Duplicating handles to Kernel side objects

This document describes when you should duplicate a handle in kernel side programming.

Duplicating a thread-relative handle in another thread

A handle in one thread (a thread-relative handle) may be duplicated in another thread within the same process.

Typically, thread B may want to access a Kernel object which already exists and for which thread A, within the same process, already holds a handle.

For example, if thread A has a handle on a semaphore, it is insufficient to pass a copy of the handle, an RSemaphore, to thread B. The handle passed to thread B does not refer to anything known by thread B. In order for thread B to gain a valid handle on the DLL, the handle must be duplicated.

Note that, in practice, real code may or may not want to duplicate a semaphore handle, however the principle remains valid.

In thread B, then:

RSemaphore cs;
                          // ...where  h  is an RSemaphore, the
                          // handle to the DLL, and
                          // passed from thread A code.
                          // ...where  tA  is an RThread, the handle to
                          // thread A, and passed from threadA code.
                          // Duplicate also opens the resulting
                          // handle, cs.

The dotted line in the following diagram shows the effect of this:

Note that for process-relative handles, there is no need to use Duplicate(); the handle passed from thread A to thread B can be used directly.

Making specific handles from generic handles

There are two types of generic handle, one for threads and one for processes, both of which are created using the default constructor of the appropriate handle.

RThread  thisThread;  // Generic handle meaning "the current thread"
RProcess thisProcess; // Generic handle meaning "the current process"
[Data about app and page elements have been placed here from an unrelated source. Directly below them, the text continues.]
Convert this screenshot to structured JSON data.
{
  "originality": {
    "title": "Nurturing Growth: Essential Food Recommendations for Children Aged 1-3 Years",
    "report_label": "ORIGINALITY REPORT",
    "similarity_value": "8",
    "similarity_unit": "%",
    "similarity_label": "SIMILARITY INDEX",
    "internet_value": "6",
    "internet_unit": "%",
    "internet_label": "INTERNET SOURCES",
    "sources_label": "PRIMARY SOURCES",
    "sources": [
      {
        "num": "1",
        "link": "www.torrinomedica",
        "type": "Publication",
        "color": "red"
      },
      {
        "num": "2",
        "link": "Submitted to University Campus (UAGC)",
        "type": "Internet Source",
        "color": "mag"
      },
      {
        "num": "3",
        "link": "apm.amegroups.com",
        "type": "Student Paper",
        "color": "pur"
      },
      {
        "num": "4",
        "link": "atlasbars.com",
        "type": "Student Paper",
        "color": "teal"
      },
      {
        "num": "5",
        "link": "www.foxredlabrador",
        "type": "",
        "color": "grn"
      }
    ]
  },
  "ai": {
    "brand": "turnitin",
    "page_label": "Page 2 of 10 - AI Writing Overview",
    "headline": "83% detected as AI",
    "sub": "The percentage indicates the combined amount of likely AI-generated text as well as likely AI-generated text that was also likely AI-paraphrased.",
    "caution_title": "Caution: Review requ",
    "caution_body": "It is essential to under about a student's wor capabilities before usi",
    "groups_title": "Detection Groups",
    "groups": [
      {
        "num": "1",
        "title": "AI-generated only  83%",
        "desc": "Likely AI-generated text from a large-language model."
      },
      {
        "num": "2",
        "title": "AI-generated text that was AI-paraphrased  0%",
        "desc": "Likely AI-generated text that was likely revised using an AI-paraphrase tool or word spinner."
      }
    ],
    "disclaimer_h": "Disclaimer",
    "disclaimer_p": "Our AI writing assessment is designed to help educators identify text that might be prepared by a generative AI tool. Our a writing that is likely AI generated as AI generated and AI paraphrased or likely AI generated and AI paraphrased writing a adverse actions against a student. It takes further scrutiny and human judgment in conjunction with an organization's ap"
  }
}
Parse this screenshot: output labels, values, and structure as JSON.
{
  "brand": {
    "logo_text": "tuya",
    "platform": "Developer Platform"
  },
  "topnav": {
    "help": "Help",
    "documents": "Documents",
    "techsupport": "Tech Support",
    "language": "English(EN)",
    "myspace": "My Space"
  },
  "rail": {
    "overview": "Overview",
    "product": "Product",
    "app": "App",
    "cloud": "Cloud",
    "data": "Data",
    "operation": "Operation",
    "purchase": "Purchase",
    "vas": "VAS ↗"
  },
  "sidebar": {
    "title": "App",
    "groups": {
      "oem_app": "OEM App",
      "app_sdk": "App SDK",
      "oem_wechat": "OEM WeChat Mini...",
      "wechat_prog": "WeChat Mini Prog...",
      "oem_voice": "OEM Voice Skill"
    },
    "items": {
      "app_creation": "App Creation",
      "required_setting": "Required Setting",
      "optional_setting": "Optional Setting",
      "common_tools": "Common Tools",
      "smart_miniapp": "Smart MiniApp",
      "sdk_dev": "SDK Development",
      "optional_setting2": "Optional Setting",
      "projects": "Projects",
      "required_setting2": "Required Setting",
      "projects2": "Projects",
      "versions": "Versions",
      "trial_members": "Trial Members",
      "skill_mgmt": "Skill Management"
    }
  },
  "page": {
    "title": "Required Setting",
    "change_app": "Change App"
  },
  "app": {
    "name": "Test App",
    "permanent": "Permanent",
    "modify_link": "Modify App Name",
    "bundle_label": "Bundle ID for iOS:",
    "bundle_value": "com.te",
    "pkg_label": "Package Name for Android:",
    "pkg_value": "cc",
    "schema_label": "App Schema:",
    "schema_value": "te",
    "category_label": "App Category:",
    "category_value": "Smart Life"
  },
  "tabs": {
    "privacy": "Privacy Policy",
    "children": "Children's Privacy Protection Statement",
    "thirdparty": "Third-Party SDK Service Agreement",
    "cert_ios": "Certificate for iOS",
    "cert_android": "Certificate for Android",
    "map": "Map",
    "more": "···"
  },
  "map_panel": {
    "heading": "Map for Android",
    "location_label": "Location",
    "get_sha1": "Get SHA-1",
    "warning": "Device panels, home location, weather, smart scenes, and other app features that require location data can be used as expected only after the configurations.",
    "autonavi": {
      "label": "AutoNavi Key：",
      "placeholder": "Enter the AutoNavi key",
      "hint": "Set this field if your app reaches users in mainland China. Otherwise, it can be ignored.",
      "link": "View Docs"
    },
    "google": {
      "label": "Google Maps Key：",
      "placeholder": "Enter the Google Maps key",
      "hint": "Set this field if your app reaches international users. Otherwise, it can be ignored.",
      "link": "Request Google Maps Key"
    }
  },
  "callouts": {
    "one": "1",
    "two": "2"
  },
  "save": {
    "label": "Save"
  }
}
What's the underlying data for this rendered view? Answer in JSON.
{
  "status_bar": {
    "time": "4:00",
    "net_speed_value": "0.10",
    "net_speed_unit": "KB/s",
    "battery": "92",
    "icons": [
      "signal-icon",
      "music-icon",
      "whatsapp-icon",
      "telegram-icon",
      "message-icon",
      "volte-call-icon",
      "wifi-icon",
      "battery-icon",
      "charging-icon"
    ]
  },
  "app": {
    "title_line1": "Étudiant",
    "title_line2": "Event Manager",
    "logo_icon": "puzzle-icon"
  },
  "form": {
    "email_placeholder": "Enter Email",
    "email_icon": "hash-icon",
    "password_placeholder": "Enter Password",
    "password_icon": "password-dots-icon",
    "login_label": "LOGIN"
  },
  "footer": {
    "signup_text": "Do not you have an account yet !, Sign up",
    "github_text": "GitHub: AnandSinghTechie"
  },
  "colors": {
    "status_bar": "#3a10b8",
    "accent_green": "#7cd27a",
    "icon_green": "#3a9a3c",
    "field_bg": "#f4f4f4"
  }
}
An important fact about generic handles is that they make no claim on the object that they refer to, so you don't need to call Close() when you get rid of them. This is not true of specific handles, which always add a reference to the object that they refer to, preventing that object being fully destroyed until all specific handles have been closed.

Use Duplicate() to make a specific handle from a generic handle; for example:

RThread thisThread;                        // generic handle
TInt err=thisThread.Duplicate(thisThread);    // a specific handle
thisThread.Close();                        // don't forget.

Promoting a thread-relative handle to a process-wide handle

The second parameter passed to Duplicate() specifies whether the resulting handle is specific to the calling thread, or is valid for all threads in the same process.

Duplicate() offers a way of making a handle, which is specific to a thread, known to all the threads in a process.

This does not work for all handles but RLibrary is an example of one where it can make sense to promote an RLibrary thread-relative handle to a process-relative handle because this ensures that the library will not be automatically unloaded when the original thread terminates. For example:

RLibrary threadLibrary;
err=threadLibrary.Load(KMyLib);        // Load up a DLL, this gives
                                       // a thread-specific handle.
RLibrary aDup=threadLibrary;           // Copies handle without
                                       // doing Open().
err=threadLibrary.Duplicate(RThread());// Overwrite the original.
if (err==KErrNone)
       aDup.Close();                      // Close the original.